- _WHAT IS EXPECTED_: Nothing but the records, repeated word for word and free of pictures, belongs in the answer.

[[ MATERIAL PROVIDED open ]]

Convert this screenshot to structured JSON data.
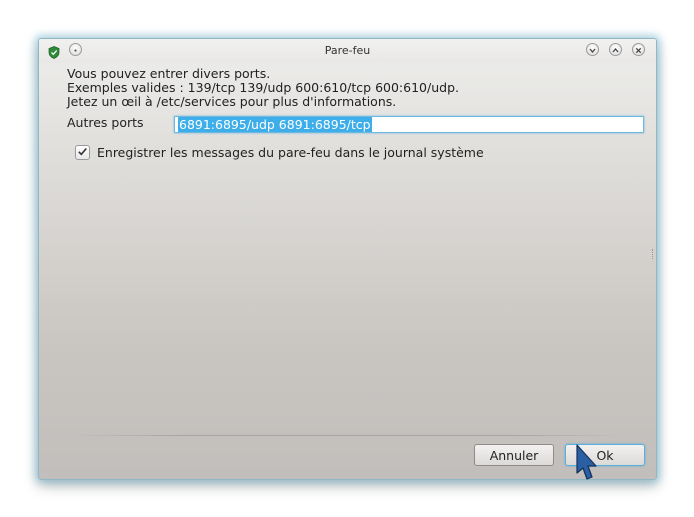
{
  "window": {
    "title": "Pare-feu"
  },
  "info": {
    "line1": "Vous pouvez entrer divers ports.",
    "line2": "Exemples valides : 139/tcp 139/udp 600:610/tcp 600:610/udp.",
    "line3": "Jetez un œil à /etc/services pour plus d'informations."
  },
  "ports": {
    "label": "Autres ports",
    "value": "6891:6895/udp 6891:6895/tcp"
  },
  "log": {
    "label": "Enregistrer les messages du pare-feu dans le journal système",
    "checked": true
  },
  "buttons": {
    "cancel": "Annuler",
    "ok": "Ok"
  },
  "icons": {
    "app": "shield-icon",
    "menu": "dot-icon",
    "minimize": "chevron-down-icon",
    "maximize": "chevron-up-icon",
    "close": "close-icon"
  },
  "colors": {
    "accent": "#3daee9",
    "shield": "#2e8b3a"
  }
}
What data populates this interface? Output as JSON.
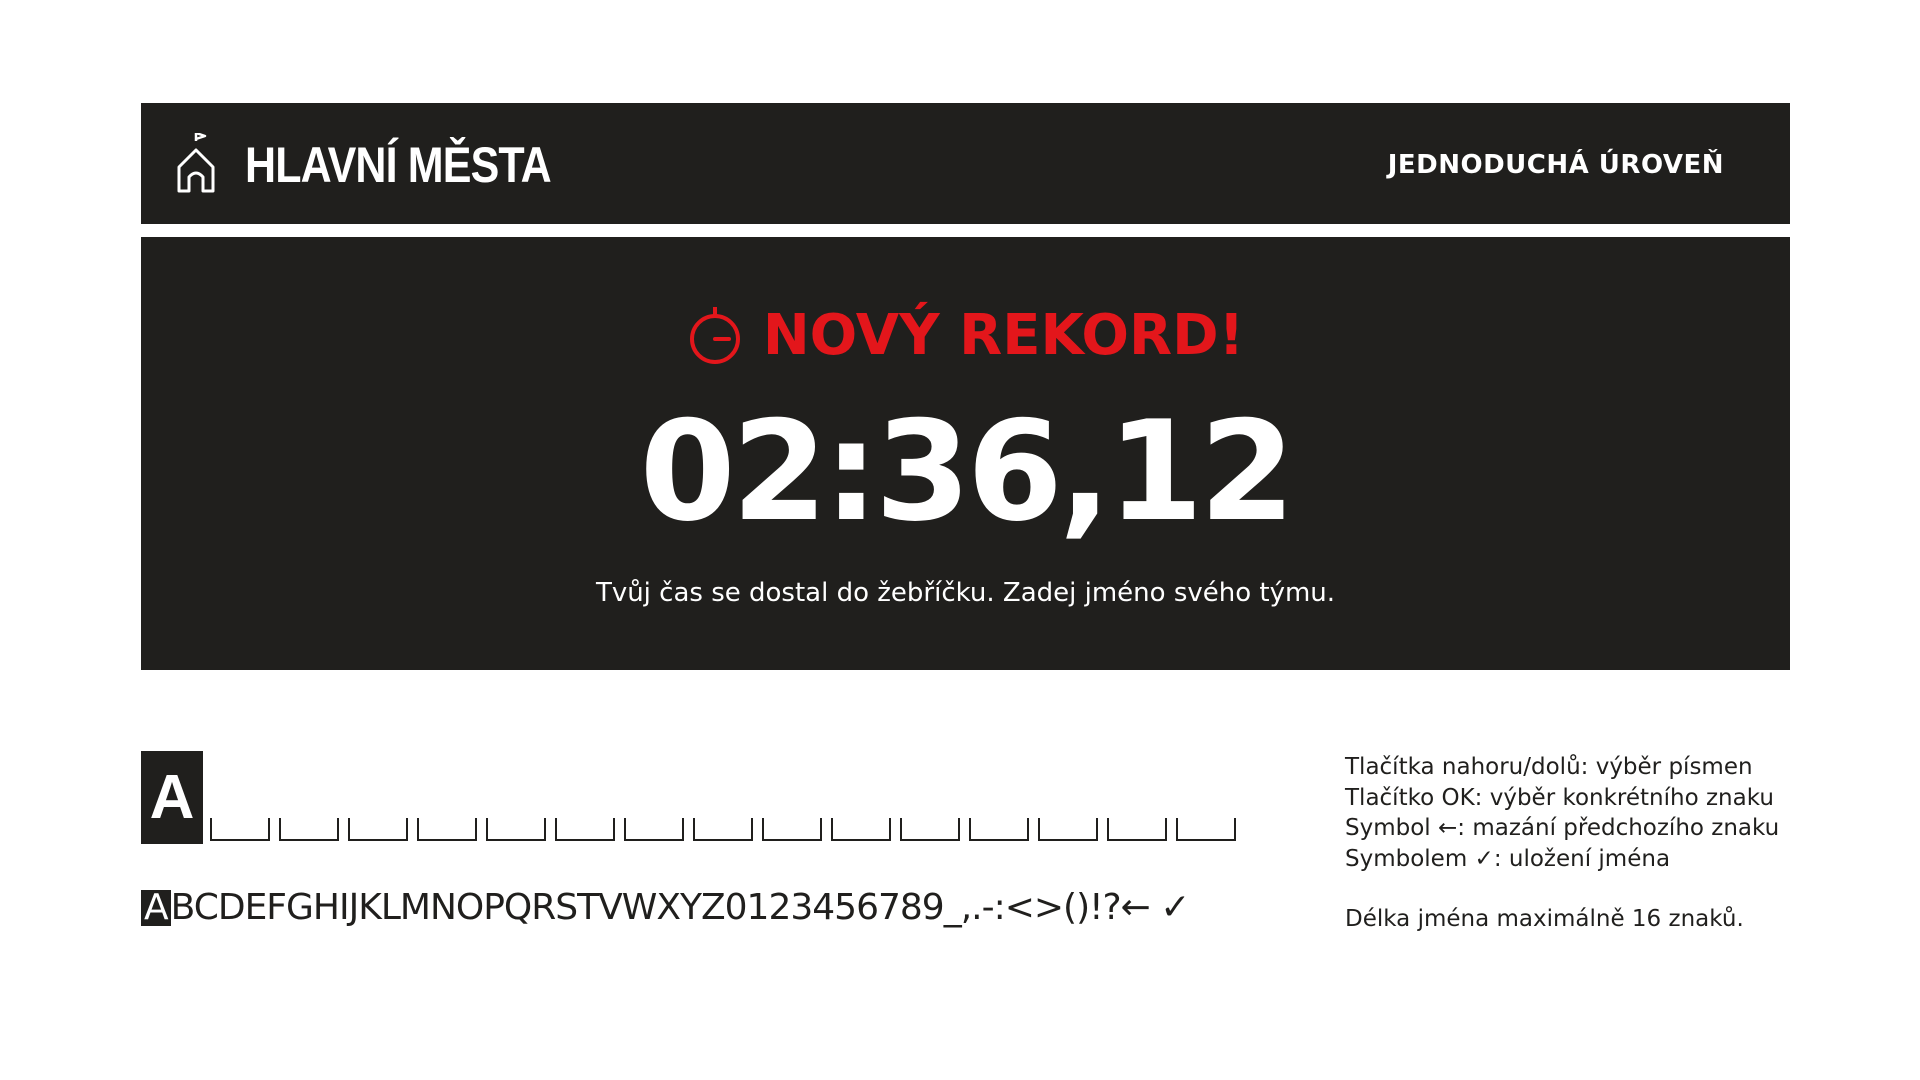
{
  "header": {
    "title": "HLAVNÍ MĚSTA",
    "level": "JEDNODUCHÁ ÚROVEŇ",
    "icon": "home-flag-icon"
  },
  "record": {
    "label": "NOVÝ REKORD!",
    "icon": "stopwatch-icon",
    "time": "02:36,12",
    "message": "Tvůj čas se dostal do žebříčku. Zadej jméno svého týmu."
  },
  "name_entry": {
    "current_char": "A",
    "slot_count": 15,
    "charset_selected": "A",
    "charset_rest": "BCDEFGHIJKLMNOPQRSTVWXYZ0123456789_,.-:<>()!?← ✓"
  },
  "instructions": {
    "line1": "Tlačítka nahoru/dolů: výběr písmen",
    "line2": "Tlačítko OK: výběr konkrétního znaku",
    "line3": "Symbol ←: mazání předchozího znaku",
    "line4": "Symbolem  ✓: uložení jména",
    "line5": "Délka jména maximálně 16  znaků."
  },
  "colors": {
    "panel": "#201f1d",
    "accent_red": "#e3161b",
    "text_light": "#ffffff"
  }
}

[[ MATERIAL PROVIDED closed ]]

- _TASK OUTPUT_:
Convert this screenshot to structured JSON data.
{
  "window": {
    "title": "Pare-feu"
  },
  "info": {
    "line1": "Vous pouvez entrer divers ports.",
    "line2": "Exemples valides : 139/tcp 139/udp 600:610/tcp 600:610/udp.",
    "line3": "Jetez un œil à /etc/services pour plus d'informations."
  },
  "ports": {
    "label": "Autres ports",
    "value": "6891:6895/udp 6891:6895/tcp"
  },
  "log": {
    "label": "Enregistrer les messages du pare-feu dans le journal système",
    "checked": true
  },
  "buttons": {
    "cancel": "Annuler",
    "ok": "Ok"
  },
  "icons": {
    "app": "shield-icon",
    "menu": "dot-icon",
    "minimize": "chevron-down-icon",
    "maximize": "chevron-up-icon",
    "close": "close-icon"
  },
  "colors": {
    "accent": "#3daee9",
    "shield": "#2e8b3a"
  }
}
What data populates this interface? Output as JSON.
{
  "header": {
    "title": "HLAVNÍ MĚSTA",
    "level": "JEDNODUCHÁ ÚROVEŇ",
    "icon": "home-flag-icon"
  },
  "record": {
    "label": "NOVÝ REKORD!",
    "icon": "stopwatch-icon",
    "time": "02:36,12",
    "message": "Tvůj čas se dostal do žebříčku. Zadej jméno svého týmu."
  },
  "name_entry": {
    "current_char": "A",
    "slot_count": 15,
    "charset_selected": "A",
    "charset_rest": "BCDEFGHIJKLMNOPQRSTVWXYZ0123456789_,.-:<>()!?← ✓"
  },
  "instructions": {
    "line1": "Tlačítka nahoru/dolů: výběr písmen",
    "line2": "Tlačítko OK: výběr konkrétního znaku",
    "line3": "Symbol ←: mazání předchozího znaku",
    "line4": "Symbolem  ✓: uložení jména",
    "line5": "Délka jména maximálně 16  znaků."
  },
  "colors": {
    "panel": "#201f1d",
    "accent_red": "#e3161b",
    "text_light": "#ffffff"
  }
}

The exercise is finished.